(ASSIGNED TASK): Read through the records. Copy each line that has the word "JSON".

(Records from a dataset):
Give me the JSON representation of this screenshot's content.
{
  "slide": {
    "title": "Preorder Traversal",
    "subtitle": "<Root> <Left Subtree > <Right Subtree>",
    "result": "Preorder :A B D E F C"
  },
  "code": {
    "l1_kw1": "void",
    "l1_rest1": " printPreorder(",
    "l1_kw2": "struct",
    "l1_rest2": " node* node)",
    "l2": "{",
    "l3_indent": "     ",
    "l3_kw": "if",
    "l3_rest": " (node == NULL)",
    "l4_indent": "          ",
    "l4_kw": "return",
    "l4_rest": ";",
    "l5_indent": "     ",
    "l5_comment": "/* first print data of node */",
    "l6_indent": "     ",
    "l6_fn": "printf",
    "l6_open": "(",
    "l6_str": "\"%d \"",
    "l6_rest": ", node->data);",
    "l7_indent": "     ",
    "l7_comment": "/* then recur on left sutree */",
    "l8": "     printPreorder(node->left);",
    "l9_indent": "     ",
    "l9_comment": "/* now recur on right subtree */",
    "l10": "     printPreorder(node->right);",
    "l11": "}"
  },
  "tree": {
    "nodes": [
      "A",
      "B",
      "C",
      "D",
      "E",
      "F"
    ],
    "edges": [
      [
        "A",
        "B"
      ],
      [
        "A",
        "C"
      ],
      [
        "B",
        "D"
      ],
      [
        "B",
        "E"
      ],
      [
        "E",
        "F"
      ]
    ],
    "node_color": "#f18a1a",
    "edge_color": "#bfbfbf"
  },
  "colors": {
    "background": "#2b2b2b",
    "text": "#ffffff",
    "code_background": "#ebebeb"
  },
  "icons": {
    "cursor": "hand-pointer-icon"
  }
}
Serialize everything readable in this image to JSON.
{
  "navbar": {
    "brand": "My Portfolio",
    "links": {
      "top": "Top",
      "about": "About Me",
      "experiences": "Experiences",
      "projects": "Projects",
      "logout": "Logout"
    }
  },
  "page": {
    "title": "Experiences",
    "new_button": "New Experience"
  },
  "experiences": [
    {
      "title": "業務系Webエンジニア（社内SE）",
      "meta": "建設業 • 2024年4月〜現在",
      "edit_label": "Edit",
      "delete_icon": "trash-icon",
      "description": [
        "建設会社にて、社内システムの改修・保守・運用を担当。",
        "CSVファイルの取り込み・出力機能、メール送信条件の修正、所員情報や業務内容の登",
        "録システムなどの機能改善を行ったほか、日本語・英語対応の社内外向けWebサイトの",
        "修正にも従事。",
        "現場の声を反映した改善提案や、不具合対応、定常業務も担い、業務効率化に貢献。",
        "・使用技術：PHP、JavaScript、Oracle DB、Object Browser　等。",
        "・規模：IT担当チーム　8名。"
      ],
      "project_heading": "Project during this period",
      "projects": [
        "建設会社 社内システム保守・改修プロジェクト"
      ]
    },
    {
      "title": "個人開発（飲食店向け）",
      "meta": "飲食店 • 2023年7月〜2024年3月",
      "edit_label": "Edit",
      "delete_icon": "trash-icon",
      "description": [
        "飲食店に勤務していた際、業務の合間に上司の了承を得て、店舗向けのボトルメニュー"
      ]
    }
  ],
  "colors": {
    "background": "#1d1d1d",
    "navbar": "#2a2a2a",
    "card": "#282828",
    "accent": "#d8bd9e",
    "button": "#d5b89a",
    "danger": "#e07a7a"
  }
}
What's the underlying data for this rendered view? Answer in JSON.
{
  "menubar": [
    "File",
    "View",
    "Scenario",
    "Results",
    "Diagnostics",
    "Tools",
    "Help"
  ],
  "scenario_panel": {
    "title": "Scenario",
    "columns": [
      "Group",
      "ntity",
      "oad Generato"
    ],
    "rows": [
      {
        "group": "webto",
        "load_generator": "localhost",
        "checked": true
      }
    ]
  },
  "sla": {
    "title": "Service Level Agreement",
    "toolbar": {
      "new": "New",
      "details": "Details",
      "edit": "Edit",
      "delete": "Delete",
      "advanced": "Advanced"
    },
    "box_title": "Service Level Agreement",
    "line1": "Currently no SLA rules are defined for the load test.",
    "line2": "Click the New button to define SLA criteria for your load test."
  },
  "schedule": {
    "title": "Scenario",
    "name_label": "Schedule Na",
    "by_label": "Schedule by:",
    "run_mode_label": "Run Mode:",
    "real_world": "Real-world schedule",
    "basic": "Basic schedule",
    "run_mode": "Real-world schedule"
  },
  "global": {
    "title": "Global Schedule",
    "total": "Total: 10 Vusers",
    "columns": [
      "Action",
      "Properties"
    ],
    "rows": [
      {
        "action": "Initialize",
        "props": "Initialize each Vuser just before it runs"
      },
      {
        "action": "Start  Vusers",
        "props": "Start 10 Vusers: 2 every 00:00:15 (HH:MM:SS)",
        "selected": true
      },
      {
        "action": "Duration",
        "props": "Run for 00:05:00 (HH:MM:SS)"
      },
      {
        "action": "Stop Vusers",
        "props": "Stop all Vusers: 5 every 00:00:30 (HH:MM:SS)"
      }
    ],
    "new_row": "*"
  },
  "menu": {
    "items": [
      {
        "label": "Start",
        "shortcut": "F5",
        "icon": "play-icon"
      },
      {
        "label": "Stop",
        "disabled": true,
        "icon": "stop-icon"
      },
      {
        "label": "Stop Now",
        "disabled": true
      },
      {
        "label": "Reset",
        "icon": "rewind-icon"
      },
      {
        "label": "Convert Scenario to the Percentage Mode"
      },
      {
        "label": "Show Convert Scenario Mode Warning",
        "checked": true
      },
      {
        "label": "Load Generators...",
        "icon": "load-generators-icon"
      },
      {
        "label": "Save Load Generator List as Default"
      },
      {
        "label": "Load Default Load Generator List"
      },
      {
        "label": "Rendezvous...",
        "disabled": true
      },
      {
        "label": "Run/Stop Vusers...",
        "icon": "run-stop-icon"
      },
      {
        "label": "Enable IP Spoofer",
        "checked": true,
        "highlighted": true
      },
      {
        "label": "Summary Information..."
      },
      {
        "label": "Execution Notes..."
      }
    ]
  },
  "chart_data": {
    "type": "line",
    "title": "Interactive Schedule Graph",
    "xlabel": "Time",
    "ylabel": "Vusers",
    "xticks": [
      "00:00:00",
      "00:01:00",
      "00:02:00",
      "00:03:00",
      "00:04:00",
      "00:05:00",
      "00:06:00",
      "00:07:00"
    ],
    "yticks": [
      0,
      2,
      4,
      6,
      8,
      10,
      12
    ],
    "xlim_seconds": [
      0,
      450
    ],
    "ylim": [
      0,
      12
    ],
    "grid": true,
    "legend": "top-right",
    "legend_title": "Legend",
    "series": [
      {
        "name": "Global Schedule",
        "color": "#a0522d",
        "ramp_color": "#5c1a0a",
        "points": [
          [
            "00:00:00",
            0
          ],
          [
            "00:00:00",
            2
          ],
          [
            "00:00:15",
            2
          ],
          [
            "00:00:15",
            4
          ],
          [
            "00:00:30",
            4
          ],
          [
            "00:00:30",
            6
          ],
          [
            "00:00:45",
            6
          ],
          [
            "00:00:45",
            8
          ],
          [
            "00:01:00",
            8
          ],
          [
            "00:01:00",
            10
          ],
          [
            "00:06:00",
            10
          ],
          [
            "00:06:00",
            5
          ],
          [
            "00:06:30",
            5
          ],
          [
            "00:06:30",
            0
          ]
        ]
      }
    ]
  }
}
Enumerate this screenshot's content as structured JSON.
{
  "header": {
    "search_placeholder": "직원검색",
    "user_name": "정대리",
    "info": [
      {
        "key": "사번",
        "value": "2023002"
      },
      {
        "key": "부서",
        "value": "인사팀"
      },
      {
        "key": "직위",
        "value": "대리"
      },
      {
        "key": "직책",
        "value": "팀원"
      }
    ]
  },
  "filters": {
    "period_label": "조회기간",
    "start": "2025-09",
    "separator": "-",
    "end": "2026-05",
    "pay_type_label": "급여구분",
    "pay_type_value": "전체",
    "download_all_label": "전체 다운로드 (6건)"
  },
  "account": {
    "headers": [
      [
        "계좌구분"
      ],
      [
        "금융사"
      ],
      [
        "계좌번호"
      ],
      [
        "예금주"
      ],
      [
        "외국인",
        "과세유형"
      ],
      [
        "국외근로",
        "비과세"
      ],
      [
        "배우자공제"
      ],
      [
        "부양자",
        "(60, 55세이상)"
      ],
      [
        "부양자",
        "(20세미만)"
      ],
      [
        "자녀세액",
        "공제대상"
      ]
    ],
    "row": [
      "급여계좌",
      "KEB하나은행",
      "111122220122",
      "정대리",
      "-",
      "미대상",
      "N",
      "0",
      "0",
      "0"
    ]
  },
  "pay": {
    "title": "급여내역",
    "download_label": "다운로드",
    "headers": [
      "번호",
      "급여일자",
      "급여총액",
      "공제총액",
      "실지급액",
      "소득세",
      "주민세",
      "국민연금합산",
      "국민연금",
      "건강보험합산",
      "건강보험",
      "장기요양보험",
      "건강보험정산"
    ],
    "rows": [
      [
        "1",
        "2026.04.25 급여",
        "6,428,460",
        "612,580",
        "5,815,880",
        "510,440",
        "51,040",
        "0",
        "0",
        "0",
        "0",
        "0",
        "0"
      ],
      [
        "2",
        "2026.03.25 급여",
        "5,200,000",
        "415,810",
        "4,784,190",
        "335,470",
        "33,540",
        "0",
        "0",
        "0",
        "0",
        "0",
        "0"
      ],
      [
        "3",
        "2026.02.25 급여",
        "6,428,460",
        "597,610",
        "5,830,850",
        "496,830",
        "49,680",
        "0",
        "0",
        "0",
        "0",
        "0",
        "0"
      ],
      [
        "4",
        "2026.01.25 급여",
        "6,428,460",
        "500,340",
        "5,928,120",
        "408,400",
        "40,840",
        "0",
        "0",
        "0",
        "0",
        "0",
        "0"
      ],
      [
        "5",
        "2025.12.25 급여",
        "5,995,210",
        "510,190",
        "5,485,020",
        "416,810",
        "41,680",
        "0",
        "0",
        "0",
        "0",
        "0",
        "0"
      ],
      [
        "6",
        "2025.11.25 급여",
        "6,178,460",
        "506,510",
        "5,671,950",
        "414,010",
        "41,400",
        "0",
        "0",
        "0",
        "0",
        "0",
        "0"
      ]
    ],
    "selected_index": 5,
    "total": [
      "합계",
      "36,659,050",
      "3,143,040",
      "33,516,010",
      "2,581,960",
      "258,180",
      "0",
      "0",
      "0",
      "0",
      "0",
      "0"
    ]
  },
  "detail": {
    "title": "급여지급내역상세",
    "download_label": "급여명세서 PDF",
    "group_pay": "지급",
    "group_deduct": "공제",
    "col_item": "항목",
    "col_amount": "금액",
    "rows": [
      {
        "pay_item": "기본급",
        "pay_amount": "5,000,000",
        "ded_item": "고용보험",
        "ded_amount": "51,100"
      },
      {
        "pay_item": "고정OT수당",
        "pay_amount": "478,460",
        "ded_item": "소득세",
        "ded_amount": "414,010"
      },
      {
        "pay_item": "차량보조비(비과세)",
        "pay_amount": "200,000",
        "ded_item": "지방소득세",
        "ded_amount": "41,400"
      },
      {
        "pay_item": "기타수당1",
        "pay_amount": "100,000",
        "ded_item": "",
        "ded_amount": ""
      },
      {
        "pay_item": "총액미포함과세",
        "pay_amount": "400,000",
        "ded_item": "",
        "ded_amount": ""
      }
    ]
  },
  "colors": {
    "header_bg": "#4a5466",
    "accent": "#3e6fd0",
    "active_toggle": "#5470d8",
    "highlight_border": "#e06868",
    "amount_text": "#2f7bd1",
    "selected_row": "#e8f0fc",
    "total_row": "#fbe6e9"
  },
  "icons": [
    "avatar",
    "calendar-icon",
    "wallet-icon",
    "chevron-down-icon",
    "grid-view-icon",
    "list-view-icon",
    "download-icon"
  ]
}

(ANSWER SECTION):
Give me the JSON representation of this screenshot's content.
Serialize everything readable in this image to JSON.
What's the underlying data for this rendered view? Answer in JSON.
Enumerate this screenshot's content as structured JSON.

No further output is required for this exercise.